::: Supplied records :::

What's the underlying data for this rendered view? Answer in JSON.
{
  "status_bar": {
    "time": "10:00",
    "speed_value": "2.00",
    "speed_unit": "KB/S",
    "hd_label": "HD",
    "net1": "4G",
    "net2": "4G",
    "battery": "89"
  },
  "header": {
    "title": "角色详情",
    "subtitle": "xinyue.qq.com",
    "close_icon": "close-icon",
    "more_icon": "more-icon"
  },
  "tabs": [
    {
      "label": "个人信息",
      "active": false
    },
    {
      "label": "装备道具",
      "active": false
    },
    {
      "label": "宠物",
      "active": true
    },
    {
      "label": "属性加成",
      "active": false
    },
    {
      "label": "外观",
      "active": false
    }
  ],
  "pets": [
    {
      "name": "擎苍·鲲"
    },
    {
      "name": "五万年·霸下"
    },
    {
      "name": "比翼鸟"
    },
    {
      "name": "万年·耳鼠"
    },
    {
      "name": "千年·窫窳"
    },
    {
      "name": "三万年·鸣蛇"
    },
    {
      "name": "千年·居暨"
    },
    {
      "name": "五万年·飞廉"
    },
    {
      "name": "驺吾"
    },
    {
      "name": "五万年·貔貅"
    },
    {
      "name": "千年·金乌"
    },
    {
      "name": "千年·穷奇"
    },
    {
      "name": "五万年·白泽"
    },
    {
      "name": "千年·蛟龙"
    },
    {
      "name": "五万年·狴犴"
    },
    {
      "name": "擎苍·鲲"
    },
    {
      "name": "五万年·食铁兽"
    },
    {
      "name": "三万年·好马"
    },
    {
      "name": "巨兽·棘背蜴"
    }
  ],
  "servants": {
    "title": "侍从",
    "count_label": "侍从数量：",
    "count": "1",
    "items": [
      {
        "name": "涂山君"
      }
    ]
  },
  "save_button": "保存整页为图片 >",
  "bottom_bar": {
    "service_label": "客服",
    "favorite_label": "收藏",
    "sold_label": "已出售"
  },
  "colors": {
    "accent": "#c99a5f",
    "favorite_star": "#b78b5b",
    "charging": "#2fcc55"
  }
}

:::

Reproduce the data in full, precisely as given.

What's the underlying data for this rendered view? Answer in JSON.
{
  "status_bar": {
    "time": "10:00",
    "speed_value": "2.00",
    "speed_unit": "KB/S",
    "hd_label": "HD",
    "net1": "4G",
    "net2": "4G",
    "battery": "89"
  },
  "header": {
    "title": "角色详情",
    "subtitle": "xinyue.qq.com",
    "close_icon": "close-icon",
    "more_icon": "more-icon"
  },
  "tabs": [
    {
      "label": "个人信息",
      "active": false
    },
    {
      "label": "装备道具",
      "active": false
    },
    {
      "label": "宠物",
      "active": true
    },
    {
      "label": "属性加成",
      "active": false
    },
    {
      "label": "外观",
      "active": false
    }
  ],
  "pets": [
    {
      "name": "擎苍·鲲"
    },
    {
      "name": "五万年·霸下"
    },
    {
      "name": "比翼鸟"
    },
    {
      "name": "万年·耳鼠"
    },
    {
      "name": "千年·窫窳"
    },
    {
      "name": "三万年·鸣蛇"
    },
    {
      "name": "千年·居暨"
    },
    {
      "name": "五万年·飞廉"
    },
    {
      "name": "驺吾"
    },
    {
      "name": "五万年·貔貅"
    },
    {
      "name": "千年·金乌"
    },
    {
      "name": "千年·穷奇"
    },
    {
      "name": "五万年·白泽"
    },
    {
      "name": "千年·蛟龙"
    },
    {
      "name": "五万年·狴犴"
    },
    {
      "name": "擎苍·鲲"
    },
    {
      "name": "五万年·食铁兽"
    },
    {
      "name": "三万年·好马"
    },
    {
      "name": "巨兽·棘背蜴"
    }
  ],
  "servants": {
    "title": "侍从",
    "count_label": "侍从数量：",
    "count": "1",
    "items": [
      {
        "name": "涂山君"
      }
    ]
  },
  "save_button": "保存整页为图片 >",
  "bottom_bar": {
    "service_label": "客服",
    "favorite_label": "收藏",
    "sold_label": "已出售"
  },
  "colors": {
    "accent": "#c99a5f",
    "favorite_star": "#b78b5b",
    "charging": "#2fcc55"
  }
}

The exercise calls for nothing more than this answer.